(Excerpts from an interface dataset)
════
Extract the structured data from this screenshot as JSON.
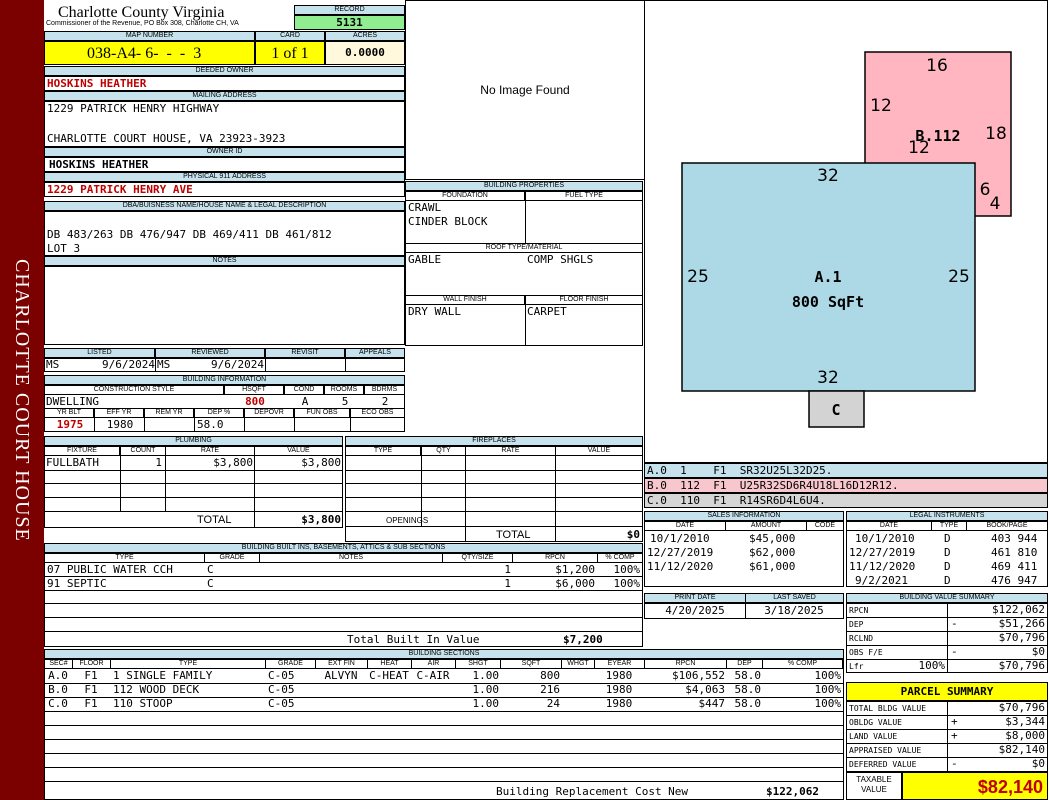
{
  "sidebar": "CHARLOTTE COURT HOUSE",
  "county": "Charlotte County Virginia",
  "commissioner": "Commissioner of the Revenue, PO Box 308, Charlotte CH, VA",
  "record": {
    "label": "RECORD",
    "value": "5131"
  },
  "map": {
    "label": "MAP NUMBER",
    "value": "038-A4- 6-  -  -  3"
  },
  "card": {
    "label": "CARD",
    "value": "1 of 1"
  },
  "acres": {
    "label": "ACRES",
    "value": "0.0000"
  },
  "deeded_owner": {
    "label": "DEEDED OWNER",
    "value": "HOSKINS HEATHER"
  },
  "mailing": {
    "label": "MAILING ADDRESS",
    "line1": "1229 PATRICK HENRY HIGHWAY",
    "line2": "CHARLOTTE COURT HOUSE, VA 23923-3923"
  },
  "owner_id": {
    "label": "OWNER ID",
    "value": "HOSKINS HEATHER"
  },
  "physical": {
    "label": "PHYSICAL 911 ADDRESS",
    "value": "1229 PATRICK HENRY AVE"
  },
  "dba": {
    "label": "DBA/BUISNESS NAME/HOUSE NAME & LEGAL DESCRIPTION",
    "line1": "DB 483/263 DB 476/947 DB 469/411 DB 461/812",
    "line2": "LOT 3"
  },
  "notes": {
    "label": "NOTES"
  },
  "listed": {
    "label": "LISTED",
    "by": "MS",
    "date": "9/6/2024"
  },
  "reviewed": {
    "label": "REVIEWED",
    "by": "MS",
    "date": "9/6/2024"
  },
  "revisit": {
    "label": "REVISIT"
  },
  "appeals": {
    "label": "APPEALS"
  },
  "bldg_info": {
    "label": "BUILDING INFORMATION",
    "h_cs": "CONSTRUCTION STYLE",
    "h_hsqft": "HSQFT",
    "h_cond": "COND",
    "h_rooms": "ROOMS",
    "h_bdrms": "BDRMS",
    "cs": "DWELLING",
    "hsqft": "800",
    "cond": "A",
    "rooms": "5",
    "bdrms": "2",
    "h_yrblt": "YR BLT",
    "h_effyr": "EFF YR",
    "h_remyr": "REM YR",
    "h_dep": "DEP %",
    "h_depovr": "DEPOVR",
    "h_funobs": "FUN OBS",
    "h_ecoobs": "ECO OBS",
    "yrblt": "1975",
    "effyr": "1980",
    "dep": "58.0"
  },
  "no_image": "No Image Found",
  "bprops": {
    "label": "BUILDING PROPERTIES",
    "h_found": "FOUNDATION",
    "h_fuel": "FUEL TYPE",
    "found1": "CRAWL",
    "found2": "CINDER BLOCK",
    "h_roof": "ROOF TYPE/MATERIAL",
    "roof1": "GABLE",
    "roof2": "COMP SHGLS",
    "h_wall": "WALL FINISH",
    "h_floor": "FLOOR FINISH",
    "wall": "DRY WALL",
    "floor": "CARPET"
  },
  "plumbing": {
    "label": "PLUMBING",
    "h": [
      "FIXTURE",
      "COUNT",
      "RATE",
      "VALUE"
    ],
    "rows": [
      [
        "FULLBATH",
        "1",
        "$3,800",
        "$3,800"
      ]
    ],
    "total_label": "TOTAL",
    "total": "$3,800"
  },
  "fireplaces": {
    "label": "FIREPLACES",
    "h": [
      "TYPE",
      "QTY",
      "RATE",
      "VALUE"
    ],
    "openings": "OPENINGS",
    "total_label": "TOTAL",
    "total": "$0"
  },
  "builtins": {
    "label": "BUILDING BUILT INS, BASEMENTS, ATTICS & SUB SECTIONS",
    "h": [
      "TYPE",
      "GRADE",
      "NOTES",
      "QTY/SIZE",
      "RPCN",
      "% COMP"
    ],
    "rows": [
      [
        "07 PUBLIC WATER CCH",
        "C",
        "",
        "1",
        "$1,200",
        "100%"
      ],
      [
        "91 SEPTIC",
        "C",
        "",
        "1",
        "$6,000",
        "100%"
      ]
    ],
    "total_label": "Total Built In Value",
    "total": "$7,200"
  },
  "sketch": {
    "lines": [
      {
        "text": "A.0  1    F1  SR32U25L32D25.",
        "color": "#c6e2ec"
      },
      {
        "text": "B.0  112  F1  U25R32SD6R4U18L16D12R12.",
        "color": "#f8c6cd"
      },
      {
        "text": "C.0  110  F1  R14SR6D4L6U4.",
        "color": "#d6d6d6"
      }
    ],
    "a_label": "A.1",
    "a_area": "800 SqFt",
    "b_label": "B.112",
    "c_label": "C",
    "dims": {
      "a_top": "32",
      "a_bottom": "32",
      "a_left": "25",
      "a_right": "25",
      "b_top": "16",
      "b_left": "12",
      "b_inner": "12",
      "b_right": "18",
      "b_6": "6",
      "b_4": "4"
    },
    "colors": {
      "a": "#add8e6",
      "b": "#ffb6c1",
      "c": "#d3d3d3"
    }
  },
  "sales": {
    "label": "SALES INFORMATION",
    "h": [
      "DATE",
      "AMOUNT",
      "CODE"
    ],
    "rows": [
      [
        "10/1/2010",
        "$45,000",
        ""
      ],
      [
        "12/27/2019",
        "$62,000",
        ""
      ],
      [
        "11/12/2020",
        "$61,000",
        ""
      ]
    ]
  },
  "legal": {
    "label": "LEGAL INSTRUMENTS",
    "h": [
      "DATE",
      "TYPE",
      "BOOK/PAGE"
    ],
    "rows": [
      [
        "10/1/2010",
        "D",
        "403 944"
      ],
      [
        "12/27/2019",
        "D",
        "461 810"
      ],
      [
        "11/12/2020",
        "D",
        "469 411"
      ],
      [
        "9/2/2021",
        "D",
        "476 947"
      ]
    ]
  },
  "print_date": {
    "label": "PRINT DATE",
    "value": "4/20/2025"
  },
  "last_saved": {
    "label": "LAST SAVED",
    "value": "3/18/2025"
  },
  "bvs": {
    "label": "BUILDING VALUE SUMMARY",
    "rows": [
      {
        "l": "RPCN",
        "s": "",
        "v": "$122,062"
      },
      {
        "l": "DEP",
        "s": "-",
        "v": "$51,266"
      },
      {
        "l": "RCLND",
        "s": "",
        "v": "$70,796"
      },
      {
        "l": "OBS F/E",
        "s": "-",
        "v": "$0"
      },
      {
        "l": "Lfr",
        "p": "100%",
        "s": "",
        "v": "$70,796"
      }
    ]
  },
  "sections": {
    "label": "BUILDING SECTIONS",
    "h": [
      "SEC#",
      "FLOOR",
      "TYPE",
      "GRADE",
      "EXT FIN",
      "HEAT",
      "AIR",
      "SHGT",
      "SQFT",
      "WHGT",
      "EYEAR",
      "RPCN",
      "DEP",
      "% COMP"
    ],
    "rows": [
      [
        "A.0",
        "F1",
        "1 SINGLE FAMILY",
        "C-05",
        "ALVYN",
        "C-HEAT",
        "C-AIR",
        "1.00",
        "800",
        "",
        "1980",
        "$106,552",
        "58.0",
        "100%"
      ],
      [
        "B.0",
        "F1",
        "112 WOOD DECK",
        "C-05",
        "",
        "",
        "",
        "1.00",
        "216",
        "",
        "1980",
        "$4,063",
        "58.0",
        "100%"
      ],
      [
        "C.0",
        "F1",
        "110 STOOP",
        "C-05",
        "",
        "",
        "",
        "1.00",
        "24",
        "",
        "1980",
        "$447",
        "58.0",
        "100%"
      ]
    ],
    "total_label": "Building Replacement Cost New",
    "total": "$122,062"
  },
  "parcel": {
    "label": "PARCEL SUMMARY",
    "rows": [
      {
        "l": "TOTAL BLDG VALUE",
        "s": "",
        "v": "$70,796"
      },
      {
        "l": "OBLDG VALUE",
        "s": "+",
        "v": "$3,344"
      },
      {
        "l": "LAND VALUE",
        "s": "+",
        "v": "$8,000"
      },
      {
        "l": "APPRAISED VALUE",
        "s": "",
        "v": "$82,140"
      },
      {
        "l": "DEFERRED VALUE",
        "s": "-",
        "v": "$0"
      }
    ],
    "taxable_label1": "TAXABLE",
    "taxable_label2": "VALUE",
    "taxable": "$82,140"
  },
  "colors": {
    "sidebar": "#7b0000",
    "header": "#c6e2ec",
    "yellow": "#ffff00",
    "green": "#90ee90",
    "red": "#c00000"
  }
}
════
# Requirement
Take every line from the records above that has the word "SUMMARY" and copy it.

# Answer to the exercise
    "label": "BUILDING VALUE SUMMARY",
    "label": "PARCEL SUMMARY",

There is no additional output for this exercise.